[The situation has “improved” since this time. In particular, external donating agencies funded the opening of specialised centres even in big villages and small towns, to decrease the dependency on access to bigger towns; and women went back to home deliveries (after shifting to hospital deliveries as recently as the 80s and 90s).
The problem still persists, not specifically for childbirths, but for all emergency evacuations, in areas of the West Bank around East Jerusalem, where ambulances can’t freely take people from villages to Palestinian hospitals in the city. They still get stopped at checkpoints around the city and there is a complicated process of ‘back-to-back’ transfer to other ambulances which are allowed to be in the city…]
3. Medical ethics, the Israeli Medical Association, and the state of the World Medical Association (see links below)
“Persistent concerns have been raised about the role of the World Medical Association (WMA), the international watch-dog on medical ethics, in respect of their approach to the Israeli Medical Association (IMA) in particular” wrote Derek Summerfield in the letter below. “In 1996 Amnesty International concluded that Israeli doctors working with the security services ‘form part of a system in which detainees are tortured, ill treated, and humiliated in ways that place prison medical practice in conflict with medical ethics.’ Other major human rights organisations, such as Physicians for Human Rights (USA) and Human Rights Watch, published similarly. The IMA did nothing, although when challenged tended to dismiss criticism as ‘political’ and point to their membership of the WMA as evidence of their probity.”
The letter triggered off a robust debate in the British Medical Journal in 2003. Here are links to the indictment by Derek Summerfield; responses by Vivienne Nathanson, director of professional activities of the BMA and by IMA president and now chairman of the WMA, Yoram Blachar; and finally the author’s response to both Blachar and Nathanson. (You need to register for access the full texts, and get a two-week free trial.)
Letter from Derek Summerfield
BMJ 2003;327:561 (6 September)
Reply from the BMA
BMJ 2003;327:561-562 (6 September)
IMA president’s response to open letter to the BMA
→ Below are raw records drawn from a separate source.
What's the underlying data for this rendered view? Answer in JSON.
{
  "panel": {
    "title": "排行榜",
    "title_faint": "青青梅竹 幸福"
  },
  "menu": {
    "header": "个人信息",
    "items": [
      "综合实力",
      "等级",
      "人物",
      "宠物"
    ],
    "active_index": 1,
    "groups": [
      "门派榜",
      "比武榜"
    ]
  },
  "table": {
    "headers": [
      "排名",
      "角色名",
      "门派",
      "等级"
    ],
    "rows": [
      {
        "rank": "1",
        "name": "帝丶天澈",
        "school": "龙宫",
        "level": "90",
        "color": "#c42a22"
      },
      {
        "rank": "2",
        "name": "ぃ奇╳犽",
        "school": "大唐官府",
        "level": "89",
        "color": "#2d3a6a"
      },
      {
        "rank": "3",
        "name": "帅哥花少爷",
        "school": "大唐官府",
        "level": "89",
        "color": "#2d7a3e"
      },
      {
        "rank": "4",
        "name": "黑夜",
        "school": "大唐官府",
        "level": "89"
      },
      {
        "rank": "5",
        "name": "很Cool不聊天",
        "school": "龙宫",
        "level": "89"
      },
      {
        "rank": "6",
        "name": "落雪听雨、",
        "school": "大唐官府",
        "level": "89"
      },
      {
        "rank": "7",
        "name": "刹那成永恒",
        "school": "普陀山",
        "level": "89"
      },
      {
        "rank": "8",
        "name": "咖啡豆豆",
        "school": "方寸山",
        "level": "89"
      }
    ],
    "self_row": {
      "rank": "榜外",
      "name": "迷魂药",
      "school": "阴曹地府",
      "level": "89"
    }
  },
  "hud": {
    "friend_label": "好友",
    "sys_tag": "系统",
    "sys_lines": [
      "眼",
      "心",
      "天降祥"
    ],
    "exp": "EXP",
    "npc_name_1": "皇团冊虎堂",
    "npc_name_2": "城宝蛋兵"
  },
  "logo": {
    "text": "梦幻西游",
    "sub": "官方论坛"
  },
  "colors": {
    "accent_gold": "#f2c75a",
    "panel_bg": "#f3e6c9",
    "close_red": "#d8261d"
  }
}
BMJ 2003;327:1107 (8 November)
Author’s response to allegation and to BMA
BMJ 2003;327:1107-1108 (8 November)
Contents of this section
2. THE OCCUPATION
a) Maps of the occupation
b) Occupation and the Fourth Geneva Convention
Israel’s human rights violations – an introduction
Settlement building and land issues
Restrictions on movement
House demolitions, forced displacement, denial of residency rights
The Green Line
The economics of the occupation
c) Gaza under occupation
d) Living under occupation